The pace of downsizing increased in April, as US-based employers announced workforce reductions totaling 65,141 during the month, according to the latest report released Thursday from global outplacement consultancy Challenger, Gray & Christmas, Inc.
The April figure represents a 35 percent increase over March, when employers announced 48,207 planned layoffs. Last month’s job cuts were 5.8 percent higher than the 61,582 recorded in April 2015.
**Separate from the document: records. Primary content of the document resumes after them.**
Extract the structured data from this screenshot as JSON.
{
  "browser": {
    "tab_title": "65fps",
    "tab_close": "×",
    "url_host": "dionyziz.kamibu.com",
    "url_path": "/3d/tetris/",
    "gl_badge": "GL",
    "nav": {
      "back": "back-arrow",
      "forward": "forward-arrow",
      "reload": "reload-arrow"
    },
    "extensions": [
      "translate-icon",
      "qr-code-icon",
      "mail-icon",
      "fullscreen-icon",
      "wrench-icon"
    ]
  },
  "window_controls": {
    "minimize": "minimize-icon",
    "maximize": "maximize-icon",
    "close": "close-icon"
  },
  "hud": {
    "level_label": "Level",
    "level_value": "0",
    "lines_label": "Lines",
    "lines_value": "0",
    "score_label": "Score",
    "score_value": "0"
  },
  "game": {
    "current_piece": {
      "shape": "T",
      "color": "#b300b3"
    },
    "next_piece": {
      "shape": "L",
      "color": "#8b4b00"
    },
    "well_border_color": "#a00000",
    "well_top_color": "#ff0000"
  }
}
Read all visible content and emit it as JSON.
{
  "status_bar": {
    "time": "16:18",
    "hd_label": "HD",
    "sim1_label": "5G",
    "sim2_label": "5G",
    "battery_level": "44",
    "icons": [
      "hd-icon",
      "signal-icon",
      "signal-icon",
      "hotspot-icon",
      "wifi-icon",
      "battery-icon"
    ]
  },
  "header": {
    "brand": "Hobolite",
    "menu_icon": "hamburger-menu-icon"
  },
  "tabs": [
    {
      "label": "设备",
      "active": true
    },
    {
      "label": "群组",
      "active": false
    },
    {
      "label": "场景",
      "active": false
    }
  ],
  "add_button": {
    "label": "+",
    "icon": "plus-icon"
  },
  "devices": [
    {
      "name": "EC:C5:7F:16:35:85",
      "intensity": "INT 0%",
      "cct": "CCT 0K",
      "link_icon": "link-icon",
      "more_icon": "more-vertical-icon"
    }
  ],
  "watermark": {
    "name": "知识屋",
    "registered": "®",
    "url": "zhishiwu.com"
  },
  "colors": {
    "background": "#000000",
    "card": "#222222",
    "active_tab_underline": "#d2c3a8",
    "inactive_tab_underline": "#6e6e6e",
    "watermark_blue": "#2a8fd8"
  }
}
Employers have announced a total of 250,061 planned job cuts through the first four months of 2016. That is up 24 percent from the 201,796 job cuts tracked during the same period a year ago. It is the highest January-April total since 2009, when the opening four months of the year saw 695,100 job cuts.
“We continue to see large scale layoffs in the energy sector, where low oil prices are driving down profits. However, we are also seeing heavy downsizing activity in other areas, such as computers and retail, where changing consumer trends are creating a lot of volatility,” said John A. Challenger, chief executive officer of Challenger, Gray & Christmas.
Layoffs announcements total 250k after 4 months, up 24% YoY. Announced new hirings are 38k, down 12% YoY.
The European Union’s statistics agency confirmed on Wednesday a preliminary estimate that showed consumer prices were 0.2% below their year-earlier levels in April, making it the second month this year in which the eurozone was in deflation.
Core inflation was unchanged MoM in April and +0.7% YoY from +1.0% in March and +0.8% in February.
Japan’s Rebound Blunts Push for New Stimulus A 1.7% quarterly GDP rise complicates Abe effort to boost economy, giving fuel to Japan’s deficit hawks.
(…) Growth in the first quarter was lifted by unexpectedly strong household spending and government demand, rising 0.5% and 0.7% on quarter, respectively. But economists at BNP Paribas said in a note that without the extra day in February, private consumption would have been flat, leaving public demand as the driver of growth.
But business spending remained weak. Companies cut investment 1.4% compared with the previous three months. That was the first decline in three quarters. (…)
US raises duties on Chinese steel Cold-rolled variety slapped with 500% levies as global backlash deepens
(…) China’s Ministry of Commerce expressed “strong dissatisfaction” with the decision by the US, which it said had employed “unfair methods” in assessing the tariffs. (…)
Cold-rolled steel accounts for about a 10th of the $2bn in Chinese steel the US imported last year.
US regulators are also in the midst of a number of investigations of other Chinese products, including other categories of steel.
China says to support steel exports as U.S. imposes hefty tariffs China said it would persist with controversial tax rebates to steel exporters to support the sector’s painful restructuring program, defying a United States move to impose punitive import duties on Chinese steel products.
“we downgrade equities to Neutral over 12 months on growth and valuation concerns. Until we see sustained earnings growth, equities do not look attractive, especially on a risk-adjusted basis.”